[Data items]
_ _ _ _ _

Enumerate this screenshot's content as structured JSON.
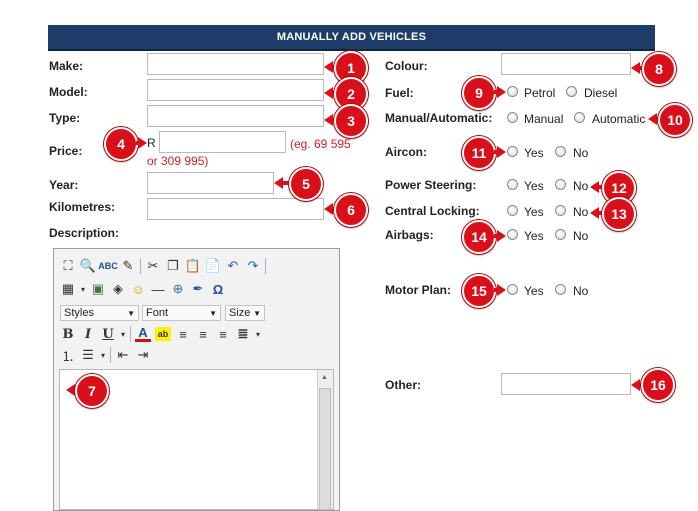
{
  "header": {
    "title": "MANUALLY ADD VEHICLES"
  },
  "left": {
    "make_label": "Make:",
    "model_label": "Model:",
    "type_label": "Type:",
    "price_label": "Price:",
    "currency": "R",
    "price_hint_1": "(eg. 69 595",
    "price_hint_2": "or 309 995)",
    "year_label": "Year:",
    "km_label": "Kilometres:",
    "desc_label": "Description:"
  },
  "editor": {
    "styles": "Styles",
    "font": "Font",
    "size": "Size"
  },
  "right": {
    "colour_label": "Colour:",
    "fuel_label": "Fuel:",
    "fuel_opt1": "Petrol",
    "fuel_opt2": "Diesel",
    "trans_label": "Manual/Automatic:",
    "trans_opt1": "Manual",
    "trans_opt2": "Automatic",
    "aircon_label": "Aircon:",
    "ps_label": "Power Steering:",
    "cl_label": "Central Locking:",
    "airbags_label": "Airbags:",
    "motor_label": "Motor Plan:",
    "other_label": "Other:",
    "yes": "Yes",
    "no": "No"
  },
  "callouts": [
    "1",
    "2",
    "3",
    "4",
    "5",
    "6",
    "7",
    "8",
    "9",
    "10",
    "11",
    "12",
    "13",
    "14",
    "15",
    "16"
  ],
  "colors": {
    "header_bg": "#1d3c6a",
    "callout": "#d9101a",
    "hint": "#cc2222"
  }
}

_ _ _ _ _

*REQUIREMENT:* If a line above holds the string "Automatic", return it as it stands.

*ANSWER SECTION:*
    "trans_label": "Manual/Automatic:",
    "trans_opt2": "Automatic",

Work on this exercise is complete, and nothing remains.